She insists that she is not motivated by a desire to scandalise the public, nor, one senses, does she simply seek to appease their reliably philistine sensibilities. ‘I thought,’ she adds with mischief, ‘of writing in my will that Scallop was just the maquette, and I wanted it, when I was dead, to be made twice the size.’
Peggy, assisted complacently by Hambling, who holds on to the other end, has now used her lead to construct a lattice of tripwires between our table and the next (another lethal trap for the waitress). It reminds me that we haven’t talked about death enough yet. It has been a pervasive concern of Hambling’s work. Throughout her life a central artistic ritual has been to draw or paint people she loved when on their death bed, in their coffin, or afterwards from memory. Her studies of her father, or her former lover, the so-called ‘queen of Soho’, the wasted beauty Henrietta Moraes, are unforgettably moving.

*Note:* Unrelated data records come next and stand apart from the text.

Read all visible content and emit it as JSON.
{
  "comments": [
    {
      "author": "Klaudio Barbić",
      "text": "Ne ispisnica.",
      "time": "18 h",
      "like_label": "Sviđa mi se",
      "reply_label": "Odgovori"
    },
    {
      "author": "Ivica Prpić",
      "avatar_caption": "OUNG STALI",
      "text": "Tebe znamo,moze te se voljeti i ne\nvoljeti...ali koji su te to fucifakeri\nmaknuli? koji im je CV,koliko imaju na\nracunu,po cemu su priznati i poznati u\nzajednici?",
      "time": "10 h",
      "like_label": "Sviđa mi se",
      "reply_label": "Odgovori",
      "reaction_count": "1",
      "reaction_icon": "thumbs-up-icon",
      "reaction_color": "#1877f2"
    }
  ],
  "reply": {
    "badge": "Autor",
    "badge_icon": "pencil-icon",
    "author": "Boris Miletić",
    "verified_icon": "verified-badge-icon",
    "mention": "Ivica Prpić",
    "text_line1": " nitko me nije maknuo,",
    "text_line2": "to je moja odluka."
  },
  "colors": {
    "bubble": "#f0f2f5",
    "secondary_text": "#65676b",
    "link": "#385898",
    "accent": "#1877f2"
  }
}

Death, in Hambling’s opinion, is an entirely natural subject, the routine avoidance of which is one of the eccentricities of the British people. We take a walk with Peggy in the local graveyard. Though Maggi is straightforward in talking about her own near-death, one suspects that whatever deeper effect it has had on her is something to be expressed in future work, rather than words. ‘I didn’t have my life pass before my eyes or any of that stuff,’ she says, somewhat disappointedly. ‘It was so extraordinary, you know. It was just terribly unlike me to have a heart attack.’ Well perhaps she shouldn’t try it again. ‘Exactly.’
JOHN MAIER reads Philosophy full-time at Balliol College; though in another, more literal, sense he doesn't.
Art by Izzy Fergusson